Bolobo, Congo: Baptist Mission Press, 1942. First edition. Only edition of this scarce Congolese cookbook, published during Congo’s colonization by Belgium, incidentally occupied by theThird Reich. Original quarter cloth over printed boards; Title and date embossed on front cover and spine; hand-soiling to covers; edgewear and bumping to corners. Textblock slightly loose; some toning and soiling to endpapers; corner of half title torn, not affecting text; internally complete and overall clean. Contains the bookplate of well known food critic Alan Davidson on upper pastedown. Congolese business advertisements interspersed throughout. Collates complete: 248, including 6 plates. OCLC reports only 3 institutionally held copies, with no others currently known on the market. Willet’s foreword acknowledges that “the book is produced by the ladies of the British Women’s War Work, to raise money by its sale for their War Fund.” Indeed, this scarce African community cookbook was produced at a time of global flux; and its recipes reveal Congolese women, both natives and colonizers, utilizing local ingredients and methods as they sought balance among wartime rationing, fundraising, and creating a comforting table at home. “We are at war, which means that we all must do without luxuries, we must reduce the import of food and the export of money….It is more necessary than ever to live on the country, and Mrs. Willet shows us what an infinite variety of products Congo offers, and how we best can use them” (Rychmans).
The result is a well organized cookery compendium, organized into sections by type of recipe and primary ingredient (including bread, cocoa, corn flour, ginger, maize, and peanuts), accompanied by a section featuring Congo Products Only. As the text concludes, Willet provides sections on common Congolese vitamin deficiencies, and the foods that can be used to prevent them, measurement equivalencies, explanations of foods unfamiliar to Congolese and Belgium readers, as well as medicinal treatments for such conditions as jiggers and “creeping disease.”
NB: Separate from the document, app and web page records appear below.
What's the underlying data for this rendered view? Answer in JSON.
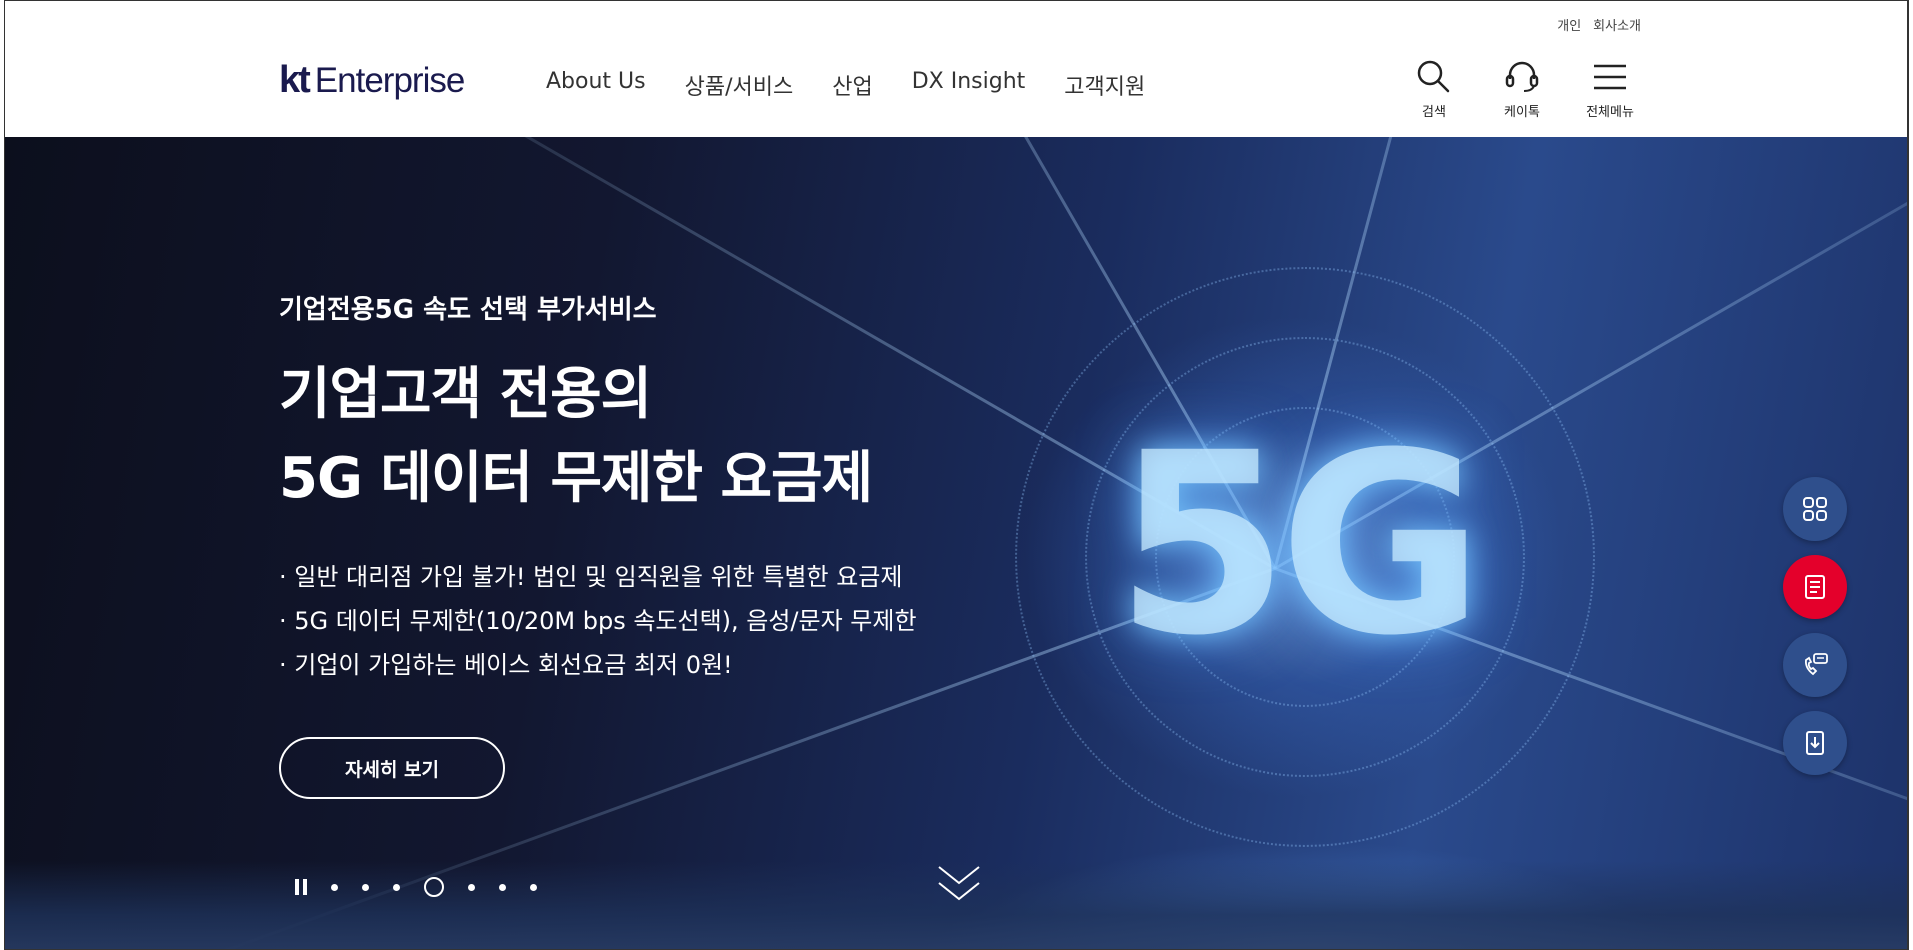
{
  "header": {
    "util_links": [
      "개인",
      "회사소개"
    ],
    "logo": {
      "kt": "kt",
      "name": "Enterprise"
    },
    "nav": [
      "About Us",
      "상품/서비스",
      "산업",
      "DX Insight",
      "고객지원"
    ],
    "tools": {
      "search": "검색",
      "ktalk": "케이톡",
      "menu": "전체메뉴"
    }
  },
  "hero": {
    "subtitle": "기업전용5G 속도 선택 부가서비스",
    "title_line1": "기업고객 전용의",
    "title_line2": "5G 데이터 무제한 요금제",
    "bullets": [
      "일반 대리점 가입 불가! 법인 및 임직원을 위한 특별한 요금제",
      "5G 데이터 무제한(10/20M bps 속도선택), 음성/문자 무제한",
      "기업이 가입하는 베이스 회선요금 최저 0원!"
    ],
    "cta": "자세히 보기",
    "graphic_text": "5G",
    "slides": {
      "total": 7,
      "active": 4
    }
  },
  "quick_menu": [
    "grid-icon",
    "document-icon",
    "phone-chat-icon",
    "download-icon"
  ],
  "colors": {
    "brand_navy": "#1a1a4e",
    "accent_red": "#e4002b",
    "quick_blue": "#2f4f8c"
  }
}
A rare surviving cookery manual documenting the kitchen as a space for convergence and collaboration among colonizer and colonized women in a time of world conflict. (Item #1968)